Since the Federal Reserve’s interest rate hike in December, the Fed has reversed course, indicating a far more “easy” or “accommodative” monetary policy stance during the beginning of 2019. This move was applauded by critics who thought that the December rate hike was a poor decision that could hurt the economy.
Since then, the Fed stated they would pay more attention to inflation and economic data before raising rates. They now project zero interest rate hikes in 2019, down from two such hikes projected last December. However, there is still a disconnect between the market and the Fed. Markets have actually priced in a rate cut, primarily due to global growth concerns.
Interest rates are the oil in the economic engine. Lowering interest rates boosts the engine’s horsepower or economic growth of the economy. That’s why the Fed reduces interest rates when the economy slows down. The market will continue to be very focused on statements and actions by the Fed during 2019 to determine what impact rates will have on economic growth.
Another recent focus of markets is the interest rate yield curve and whether it has “inverted”. An inverted yield curve means that short-term interest rates are higher than long-term interest rates. Historically, an inverted yield curve means a recession is likely to happen in the future. There have been headlines that the yield curve has inverted, but the main interest rate spread barometer that people look at – the 2-year Treasury bond yield versus the 10-year Treasury bond yield – has not inverted.
While an inverted yield curve is a possible recession indicator, it does not signal an immediate recession, but the possibility of one in the next 6-18 months. With current GDP, a dovish Fed and low unemployment, we do not see a recession in 6 months barring unforeseen events.
We don’t see a recession coming in the short-term, but there have been recessions in the past, and there will be in the future.
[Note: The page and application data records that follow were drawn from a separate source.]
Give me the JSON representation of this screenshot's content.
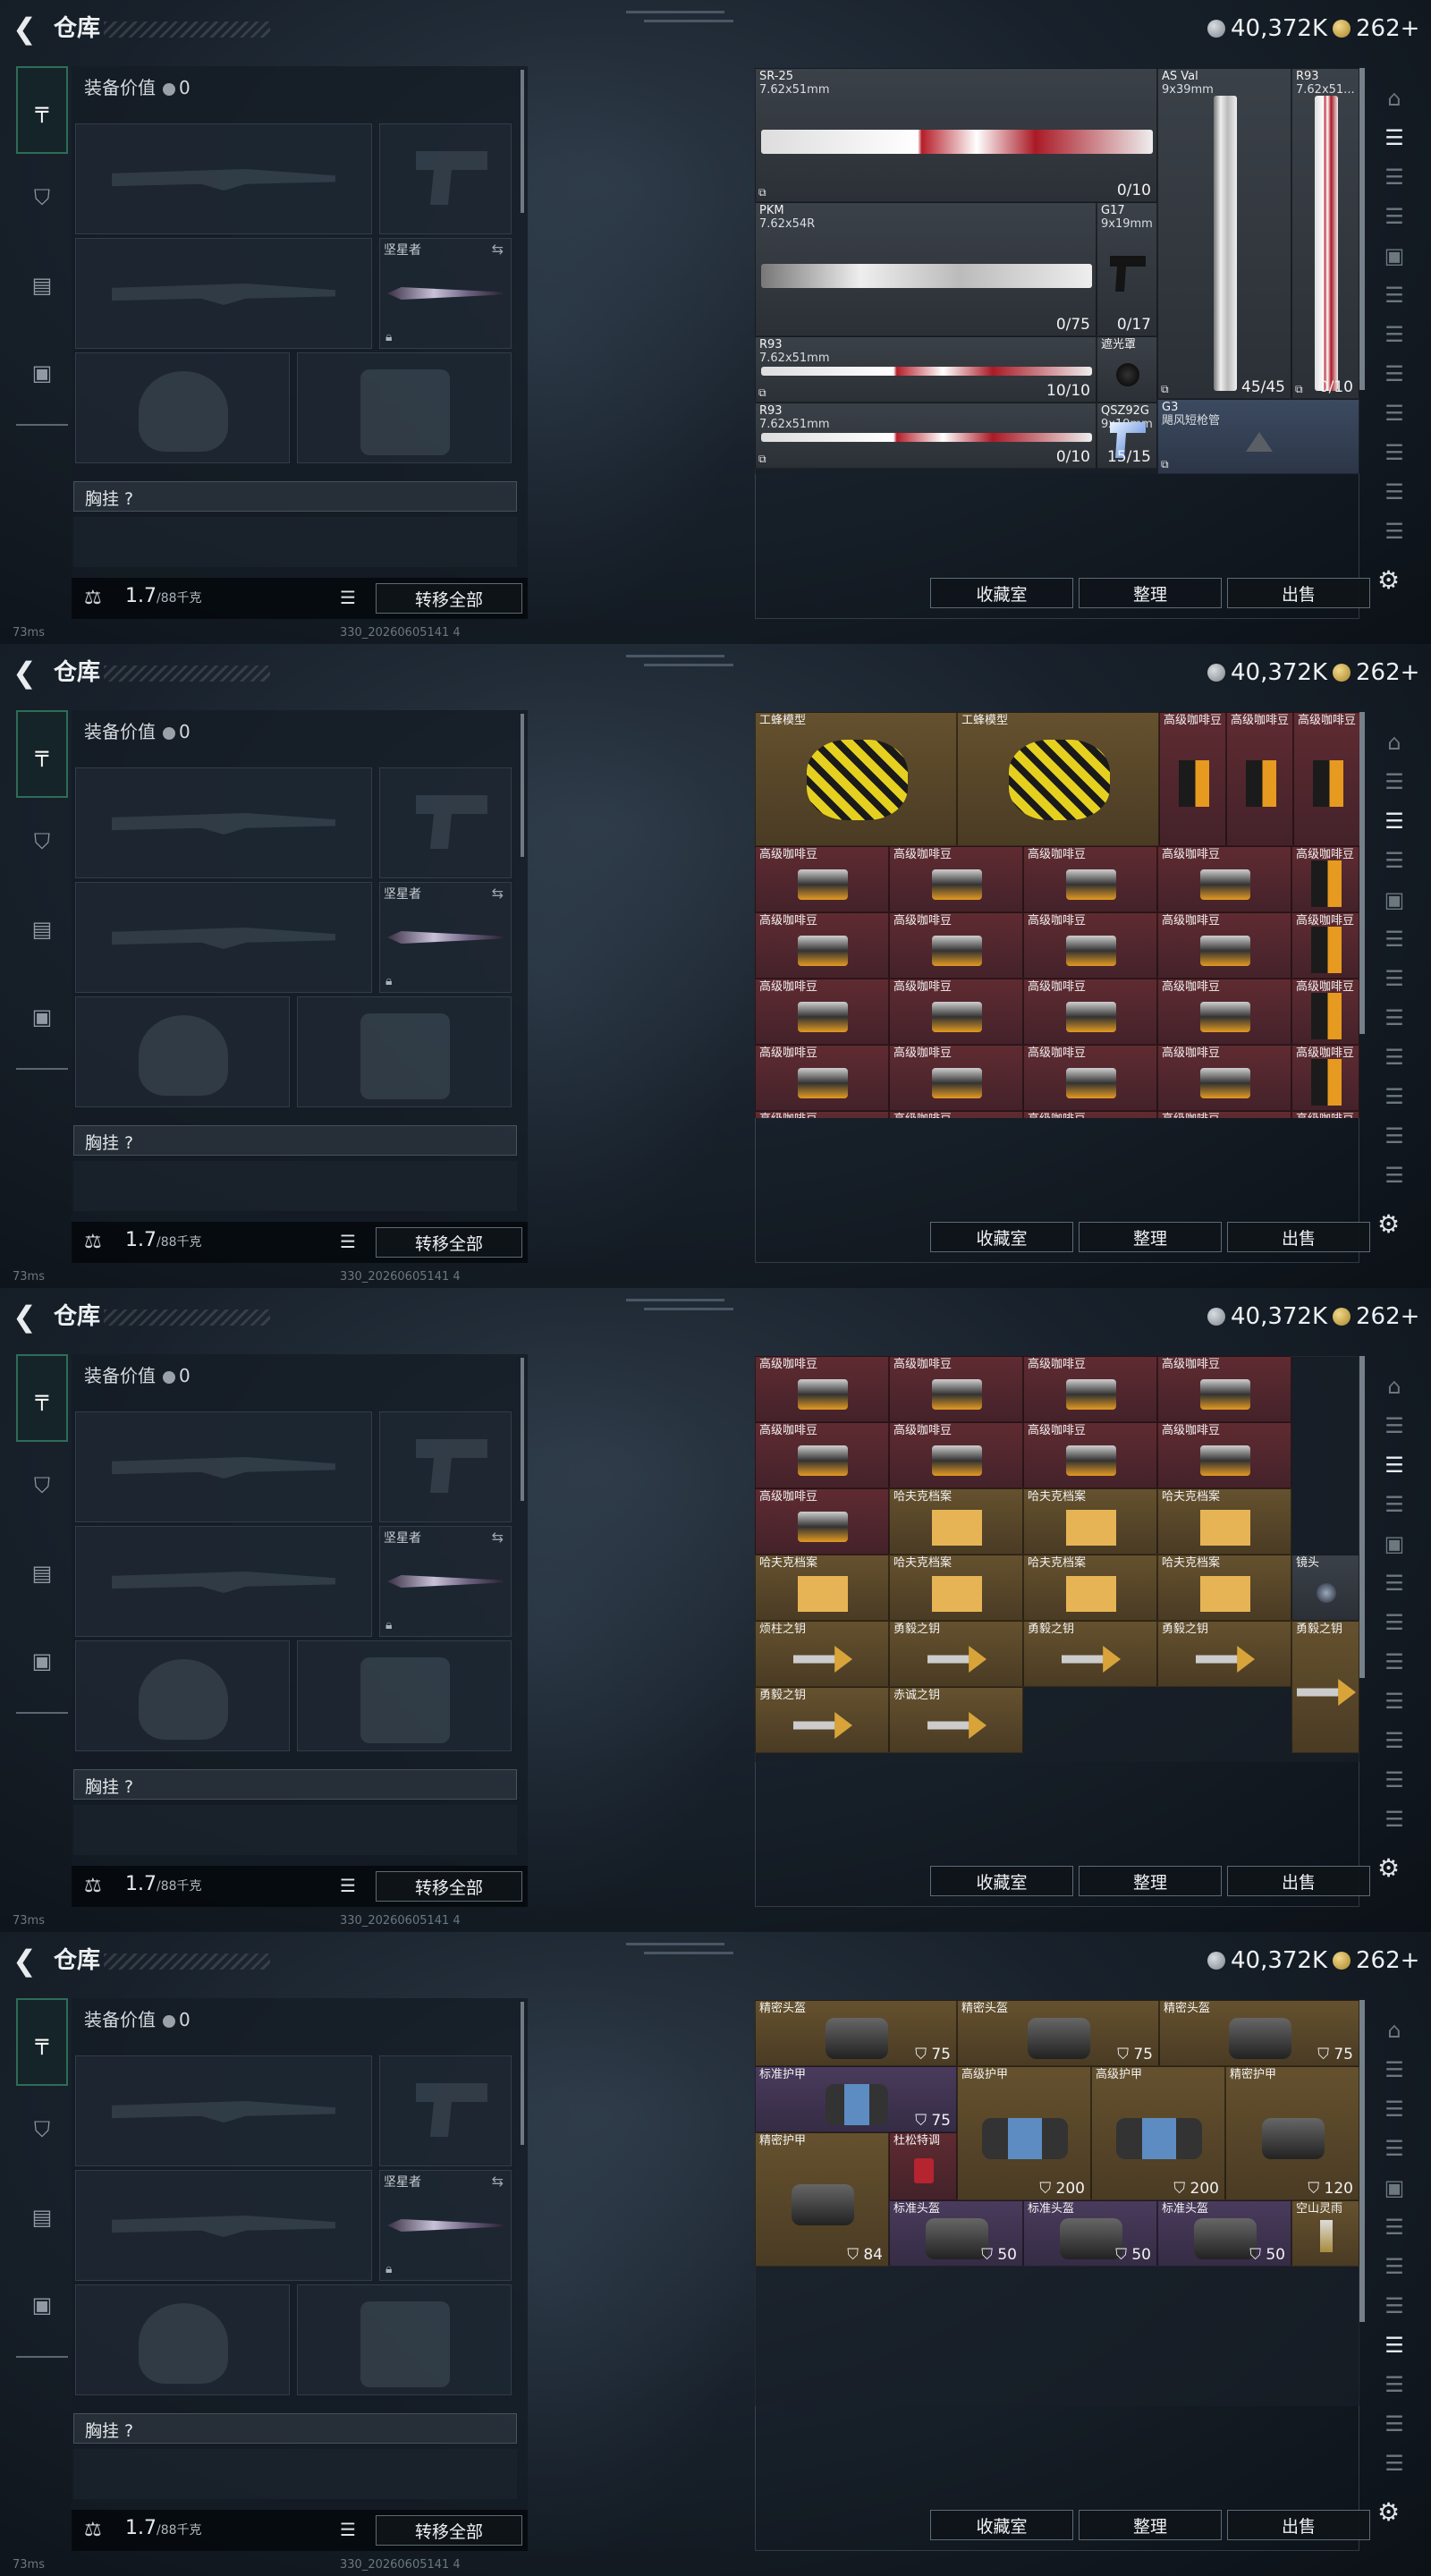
{
  "header": {
    "title": "仓库",
    "silver": "40,372K",
    "gold": "262+"
  },
  "loadout": {
    "value_label": "装备价值",
    "value": "0",
    "knife_label": "坚星者",
    "vest_label": "胸挂 ?",
    "weight": "1.7",
    "weight_max": "/88千克",
    "transfer_all": "转移全部"
  },
  "actions": {
    "collection": "收藏室",
    "sort": "整理",
    "sell": "出售"
  },
  "status": {
    "ping": "73ms",
    "build": "330_20260605141 4"
  },
  "icons": {
    "back": "back-arrow-icon",
    "coin": "coin-icon",
    "gold": "gold-coin-icon",
    "lock": "lock-icon",
    "gear": "gear-icon"
  },
  "screens": [
    {
      "cells": [
        {
          "name": "SR-25",
          "sub": "7.62x51mm",
          "count": "0/10",
          "bound": true,
          "tone": "gray",
          "art": "rifle-white-red"
        },
        {
          "name": "AS Val",
          "sub": "9x39mm",
          "count": "45/45",
          "bound": true,
          "tone": "gray",
          "art": "rifle-vertical"
        },
        {
          "name": "R93",
          "sub": "7.62x51...",
          "count": "0/10",
          "bound": true,
          "tone": "gray",
          "art": "rifle-vertical-red"
        },
        {
          "name": "PKM",
          "sub": "7.62x54R",
          "count": "0/75",
          "bound": false,
          "tone": "gray",
          "art": "mg-white"
        },
        {
          "name": "G17",
          "sub": "9x19mm",
          "count": "0/17",
          "bound": false,
          "tone": "gray",
          "art": "pistol"
        },
        {
          "name": "R93",
          "sub": "7.62x51mm",
          "count": "10/10",
          "bound": true,
          "tone": "gray",
          "art": "sniper-red"
        },
        {
          "name": "遮光罩",
          "sub": "",
          "count": "",
          "bound": false,
          "tone": "gray",
          "art": "shade"
        },
        {
          "name": "R93",
          "sub": "7.62x51mm",
          "count": "0/10",
          "bound": true,
          "tone": "gray",
          "art": "sniper-red"
        },
        {
          "name": "QSZ92G",
          "sub": "9x19mm",
          "count": "15/15",
          "bound": false,
          "tone": "gray",
          "art": "pistol-blue"
        },
        {
          "name": "G3",
          "sub": "飓风短枪管",
          "count": "",
          "bound": true,
          "tone": "blue",
          "art": "barrel"
        }
      ]
    },
    {
      "cells": [
        {
          "name": "工蜂模型",
          "tone": "gold",
          "art": "bee"
        },
        {
          "name": "工蜂模型",
          "tone": "gold",
          "art": "bee"
        },
        {
          "name": "高级咖啡豆",
          "tone": "red",
          "art": "coffee-bag"
        },
        {
          "name": "高级咖啡豆",
          "tone": "red",
          "art": "coffee-bag"
        },
        {
          "name": "高级咖啡豆",
          "tone": "red",
          "art": "coffee-bag"
        },
        {
          "name": "高级咖啡豆",
          "tone": "red",
          "art": "coffee-box"
        },
        {
          "name": "哈夫克档案",
          "tone": "gold",
          "art": "file"
        }
      ]
    },
    {
      "cells": [
        {
          "name": "高级咖啡豆",
          "tone": "red",
          "art": "coffee-box"
        },
        {
          "name": "哈夫克档案",
          "tone": "gold",
          "art": "file"
        },
        {
          "name": "镜头",
          "tone": "gray",
          "art": "lens"
        },
        {
          "name": "烦柱之钥",
          "tone": "gold",
          "art": "key"
        },
        {
          "name": "勇毅之钥",
          "tone": "gold",
          "art": "key"
        },
        {
          "name": "赤诚之钥",
          "tone": "gold",
          "art": "key"
        }
      ]
    },
    {
      "cells": [
        {
          "name": "精密头盔",
          "count": "75",
          "tone": "gold",
          "art": "bag"
        },
        {
          "name": "标准护甲",
          "count": "75",
          "tone": "purple",
          "art": "vest-blue"
        },
        {
          "name": "高级护甲",
          "count": "200",
          "tone": "gold",
          "art": "vest-big"
        },
        {
          "name": "精密护甲",
          "count": "120",
          "tone": "gold",
          "art": "vest"
        },
        {
          "name": "精密护甲",
          "count": "84",
          "tone": "gold",
          "art": "vest"
        },
        {
          "name": "杜松特调",
          "count": "",
          "tone": "red",
          "art": "drink"
        },
        {
          "name": "标准头盔",
          "count": "50",
          "tone": "purple",
          "art": "helmet"
        },
        {
          "name": "空山灵雨",
          "count": "",
          "tone": "gold",
          "art": "incense"
        }
      ]
    }
  ]
}
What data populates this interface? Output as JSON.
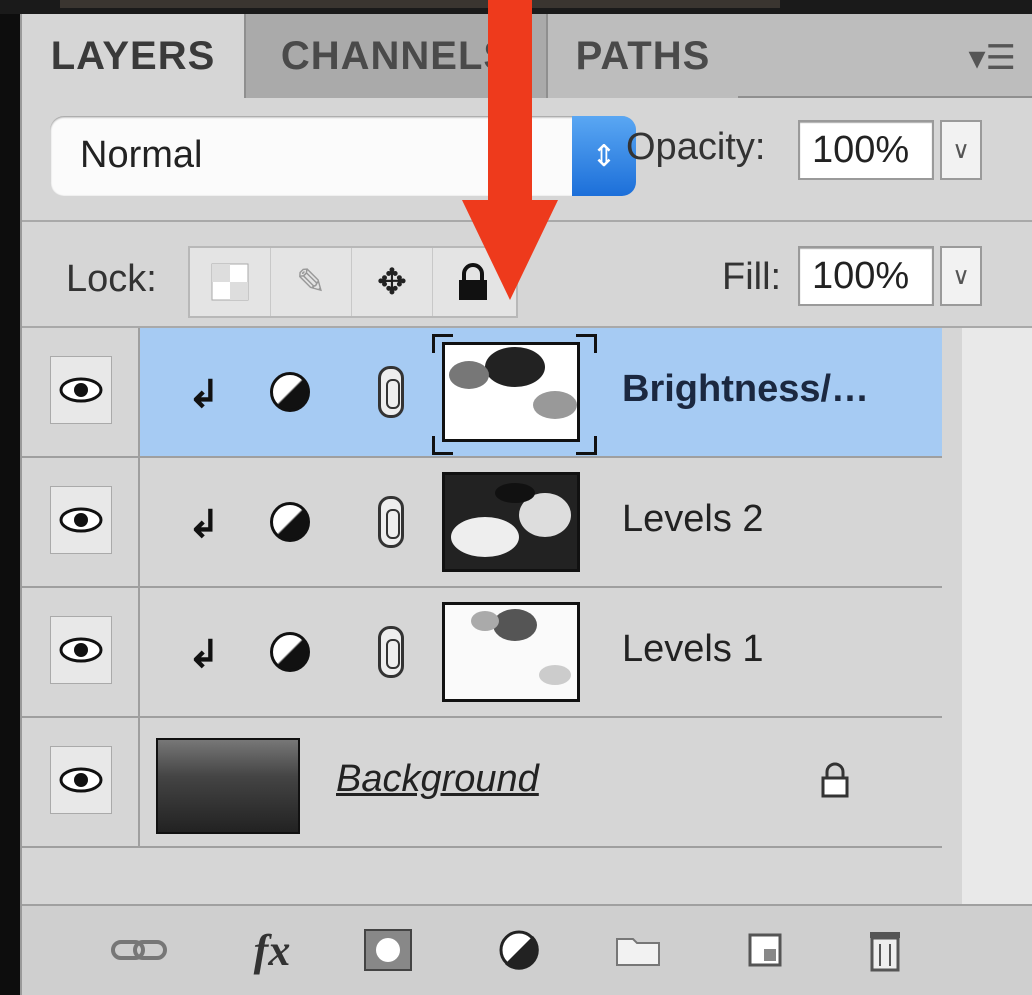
{
  "tabs": [
    "LAYERS",
    "CHANNELS",
    "PATHS"
  ],
  "blend_mode": {
    "value": "Normal"
  },
  "opacity": {
    "label": "Opacity:",
    "value": "100%"
  },
  "lock": {
    "label": "Lock:"
  },
  "fill": {
    "label": "Fill:",
    "value": "100%"
  },
  "layers": [
    {
      "name": "Brightness/…",
      "selected": true,
      "clipped": true
    },
    {
      "name": "Levels 2",
      "selected": false,
      "clipped": true
    },
    {
      "name": "Levels 1",
      "selected": false,
      "clipped": true
    },
    {
      "name": "Background",
      "locked": true
    }
  ],
  "toolbar_icons": [
    "link-icon",
    "fx-icon",
    "mask-icon",
    "adjustment-icon",
    "folder-icon",
    "new-layer-icon",
    "trash-icon"
  ],
  "toolbar": {
    "fx": "fx"
  },
  "colors": {
    "selection": "#a6cbf3",
    "arrow": "#ee3a1c",
    "blend_arrows": "#2b7de4"
  }
}
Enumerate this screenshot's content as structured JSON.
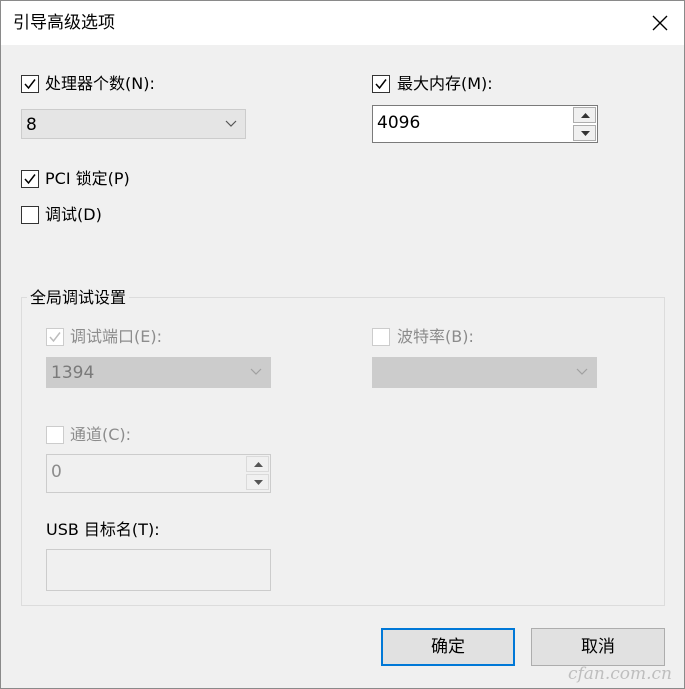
{
  "window": {
    "title": "引导高级选项"
  },
  "processors": {
    "label": "处理器个数(N):",
    "checked": true,
    "value": "8"
  },
  "max_memory": {
    "label": "最大内存(M):",
    "checked": true,
    "value": "4096"
  },
  "pci_lock": {
    "label": "PCI 锁定(P)",
    "checked": true
  },
  "debug": {
    "label": "调试(D)",
    "checked": false
  },
  "global_debug": {
    "title": "全局调试设置",
    "debug_port": {
      "label": "调试端口(E):",
      "checked": true,
      "value": "1394"
    },
    "baud_rate": {
      "label": "波特率(B):",
      "checked": false,
      "value": ""
    },
    "channel": {
      "label": "通道(C):",
      "checked": false,
      "value": "0"
    },
    "usb_target": {
      "label": "USB 目标名(T):",
      "value": ""
    }
  },
  "buttons": {
    "ok": "确定",
    "cancel": "取消"
  },
  "watermark": "cfan.com.cn"
}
What can we do to minimize the damage to portfolios during a recession?
The best answer is not to move to cash, which is a common reaction for many people. Instead, we recommend moving more into defensive investments – things people will buy no matter what, even in an economic slowdown, such as food, utilities, and pharmaceuticals.
By moving into cash prematurely, you are not only on the sidelines during the economic recovery, but also during the lead-up in prices that occurs before the recession and corresponding bear market. For example, the S&P 500 has returned 41% on average in the 24 months leading to equity market peaks. 24 months after the peak, the return averages -1%.
Trying to time moves in and out of the stock market generally leads to long-term underperformance. We work with our clients to find the right asset allocation that fits their risk tolerance and financial goals so they can stay the course during inevitable market volatility.